A “secret shopper” could pose as a customer and purchase marijuana products from retail pot shops to make sure the products are safe and being sold to adults over the age of 21, under rules that state regulators are considering.
The Massachusetts Cannabis Control Commission has proposed regulations that include a “secret shopper program,” which would allow the person who is not the right age to go in and attempt to purchase marijuana. The products could also be tested for accurate potency.
Massachusetts voters broadly legalized recreational marijuana through a 2016 ballot question. Home-growing and personal possession, with limits, are allowed for adults age 21 and over.

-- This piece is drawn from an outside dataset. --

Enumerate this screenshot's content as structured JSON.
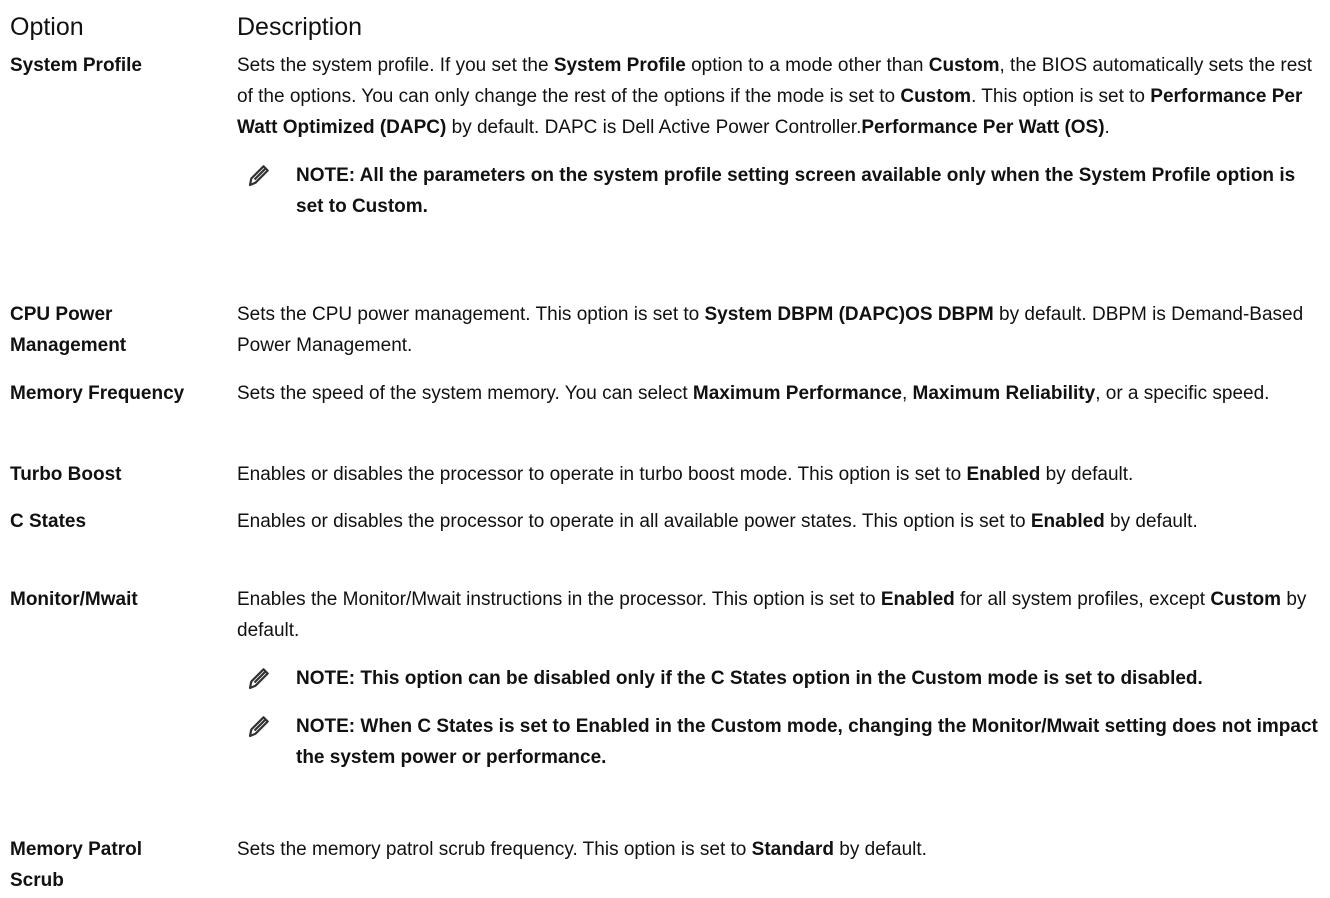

Retail marijuana stores, and marijuana-related businesses like cafes and yoga students, are also allowed under the state law, while marijuana remains illegal under federal law.
The first Massachusetts retail shops, which will be licensed by the commission, are expected to open later this year.
If the shop sells marijuana to someone who is underage, the commission would be able to take action against the retail establishment, according to Kay Doyle, one of the five members of the regulatory panel.
The proposed regulations say the commission at any time and without prior notice can authorize an employee or another person to pose as a customer and purchase marijuana or marijuana products as part of the “secret shopper” program.
Along with retail pot shops, commissioners are also set to eventually take on oversight of the state’s medical marijuana program and the dispensaries scattered around the state, currently under the watch of the state Department of Public Health.
Massachusetts voters legalized marijuana for medical use in 2012.